File names are very important when you are browsing your computer and looking for something in particular. When you couple this with some shortcuts to rename files, you can create a Windows 7 environment that is very organized.
But changing the name of a file can be more difficult, or potentially harmful, when the file extension is visible and, therefore, able to be edited. One way to avoid this is to hide the file extension when you are viewing your files. Our guide below will show you the setting that you need to change so that your Windows 7 file names are no longer visible.
Hide the File Types in Windows 7
The steps in this article are going to show you how to hide the file extension when you view files in Windows Explorer. The file extension is the set of numbers or letters after the “.” in a file name. For example, if you have an Excel file that is named Report.xlsx, then the file extension is the “.xlsx” part of the file name.
Step 1: Click the folder icon in your taskbar to launch Windows Explorer.
Step 2: Click Organize in the blue bar at the top of the window, then click Folder and search options.
Step 3: Click the View tab at the top of the window.
Step 4: Check the box to the left of Hide extensions for known file types, click the Apply button, then click OK.

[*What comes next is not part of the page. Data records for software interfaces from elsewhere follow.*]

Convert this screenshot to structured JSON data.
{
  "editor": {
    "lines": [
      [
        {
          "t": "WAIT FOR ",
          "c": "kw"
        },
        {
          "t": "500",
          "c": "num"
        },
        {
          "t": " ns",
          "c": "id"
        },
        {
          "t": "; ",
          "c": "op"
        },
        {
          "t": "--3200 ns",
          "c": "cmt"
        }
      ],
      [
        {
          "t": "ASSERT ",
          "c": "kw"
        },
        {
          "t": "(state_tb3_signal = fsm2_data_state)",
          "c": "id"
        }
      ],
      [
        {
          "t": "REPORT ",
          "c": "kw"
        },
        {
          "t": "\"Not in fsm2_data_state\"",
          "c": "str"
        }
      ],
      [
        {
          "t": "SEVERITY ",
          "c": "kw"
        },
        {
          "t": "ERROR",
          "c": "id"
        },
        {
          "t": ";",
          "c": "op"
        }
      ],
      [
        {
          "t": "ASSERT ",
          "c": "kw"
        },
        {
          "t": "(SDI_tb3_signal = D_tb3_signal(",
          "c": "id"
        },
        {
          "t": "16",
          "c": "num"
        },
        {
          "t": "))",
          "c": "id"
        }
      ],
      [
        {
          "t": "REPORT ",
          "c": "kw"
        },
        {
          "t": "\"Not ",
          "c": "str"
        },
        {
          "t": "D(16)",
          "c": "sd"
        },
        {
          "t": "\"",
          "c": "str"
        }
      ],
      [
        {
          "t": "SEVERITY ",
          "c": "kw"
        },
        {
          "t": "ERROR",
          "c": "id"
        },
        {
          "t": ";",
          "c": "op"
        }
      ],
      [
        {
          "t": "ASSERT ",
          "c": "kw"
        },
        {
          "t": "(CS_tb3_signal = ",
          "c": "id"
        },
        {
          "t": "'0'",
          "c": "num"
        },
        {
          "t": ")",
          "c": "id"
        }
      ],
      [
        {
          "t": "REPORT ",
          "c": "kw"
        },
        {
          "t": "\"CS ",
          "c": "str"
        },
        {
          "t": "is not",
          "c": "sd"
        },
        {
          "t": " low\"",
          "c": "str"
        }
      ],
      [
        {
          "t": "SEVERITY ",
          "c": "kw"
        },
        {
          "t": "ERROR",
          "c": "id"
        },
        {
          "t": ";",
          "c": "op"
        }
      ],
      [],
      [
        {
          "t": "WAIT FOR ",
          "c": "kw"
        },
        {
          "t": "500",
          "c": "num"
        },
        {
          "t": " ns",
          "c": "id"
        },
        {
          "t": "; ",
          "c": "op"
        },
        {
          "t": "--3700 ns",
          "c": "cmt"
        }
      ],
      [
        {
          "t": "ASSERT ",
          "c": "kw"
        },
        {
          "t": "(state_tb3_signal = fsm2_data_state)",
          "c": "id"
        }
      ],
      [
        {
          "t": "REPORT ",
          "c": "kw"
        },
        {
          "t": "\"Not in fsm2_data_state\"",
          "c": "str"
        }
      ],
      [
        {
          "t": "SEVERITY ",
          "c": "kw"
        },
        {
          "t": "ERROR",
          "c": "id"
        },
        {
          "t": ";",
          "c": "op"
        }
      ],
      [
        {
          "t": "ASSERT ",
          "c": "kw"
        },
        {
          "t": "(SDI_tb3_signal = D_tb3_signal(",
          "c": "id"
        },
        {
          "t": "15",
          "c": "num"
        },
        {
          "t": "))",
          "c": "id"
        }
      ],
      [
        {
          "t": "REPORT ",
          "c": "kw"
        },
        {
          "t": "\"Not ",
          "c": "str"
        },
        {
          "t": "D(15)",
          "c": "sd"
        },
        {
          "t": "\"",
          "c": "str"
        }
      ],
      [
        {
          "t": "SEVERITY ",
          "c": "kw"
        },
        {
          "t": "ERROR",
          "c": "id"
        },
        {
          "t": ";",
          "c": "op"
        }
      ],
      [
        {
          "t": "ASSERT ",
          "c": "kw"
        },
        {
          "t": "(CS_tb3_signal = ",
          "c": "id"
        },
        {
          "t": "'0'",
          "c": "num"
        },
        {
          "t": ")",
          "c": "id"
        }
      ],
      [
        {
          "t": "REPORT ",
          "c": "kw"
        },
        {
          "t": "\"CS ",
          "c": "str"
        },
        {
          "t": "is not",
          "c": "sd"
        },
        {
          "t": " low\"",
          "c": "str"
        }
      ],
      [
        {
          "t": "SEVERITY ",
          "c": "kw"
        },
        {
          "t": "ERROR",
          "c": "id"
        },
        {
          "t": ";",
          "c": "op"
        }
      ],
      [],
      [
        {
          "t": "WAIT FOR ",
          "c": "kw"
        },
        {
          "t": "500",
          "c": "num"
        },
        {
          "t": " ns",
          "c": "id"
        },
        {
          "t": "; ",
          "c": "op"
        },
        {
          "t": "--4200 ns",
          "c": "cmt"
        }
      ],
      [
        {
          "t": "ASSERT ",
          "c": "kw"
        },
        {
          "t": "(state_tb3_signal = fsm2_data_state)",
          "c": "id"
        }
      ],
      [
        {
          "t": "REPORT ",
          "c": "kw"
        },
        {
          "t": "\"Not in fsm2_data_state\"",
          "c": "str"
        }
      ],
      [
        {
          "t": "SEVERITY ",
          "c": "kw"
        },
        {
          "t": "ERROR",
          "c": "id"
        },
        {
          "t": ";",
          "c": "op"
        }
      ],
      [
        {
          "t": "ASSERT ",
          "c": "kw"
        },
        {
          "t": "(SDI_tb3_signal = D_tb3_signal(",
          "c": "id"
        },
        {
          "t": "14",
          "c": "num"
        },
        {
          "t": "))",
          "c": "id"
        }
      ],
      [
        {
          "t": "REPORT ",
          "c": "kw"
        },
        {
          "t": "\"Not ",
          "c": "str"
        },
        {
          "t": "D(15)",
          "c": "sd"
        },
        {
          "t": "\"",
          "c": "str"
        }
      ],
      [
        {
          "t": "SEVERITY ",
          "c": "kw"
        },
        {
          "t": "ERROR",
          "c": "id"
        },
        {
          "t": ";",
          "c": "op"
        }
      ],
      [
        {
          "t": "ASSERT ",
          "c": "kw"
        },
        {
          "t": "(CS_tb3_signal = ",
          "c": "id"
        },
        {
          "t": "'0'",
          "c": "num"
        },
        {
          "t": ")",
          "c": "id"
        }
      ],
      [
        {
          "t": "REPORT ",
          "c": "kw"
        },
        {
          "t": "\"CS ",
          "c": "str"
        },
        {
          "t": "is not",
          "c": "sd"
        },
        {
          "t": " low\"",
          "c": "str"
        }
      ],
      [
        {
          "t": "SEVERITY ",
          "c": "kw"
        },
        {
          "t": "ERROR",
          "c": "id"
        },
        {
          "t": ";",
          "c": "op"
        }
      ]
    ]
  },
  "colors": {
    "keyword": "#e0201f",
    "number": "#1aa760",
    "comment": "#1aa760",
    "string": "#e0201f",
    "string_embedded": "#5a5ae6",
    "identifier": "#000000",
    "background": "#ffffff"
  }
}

There’s another option on this menu that you might need to know about in the future, and it concerns viewing hidden files and folders. For example, if you need to access the AppData folder, then this article – https://www.solveyourtech.com/how-to-find-the-appdata-folder-in-windows-7/ – will show you the options in Windows Explorer that you need to change for that to be possible.
Matthew Burleigh has been writing tech tutorials since 2008. His writing has appeared on dozens of different websites and been read over 50 million times.
After receiving his Bachelor’s and Master’s degrees in Computer Science he spent several years working in IT management for small businesses. However, he now works full time writing content online and creating websites.
His main writing topics include iPhones, Microsoft Office, Google Apps, Android, and Photoshop, but he has also written about many other tech topics as well.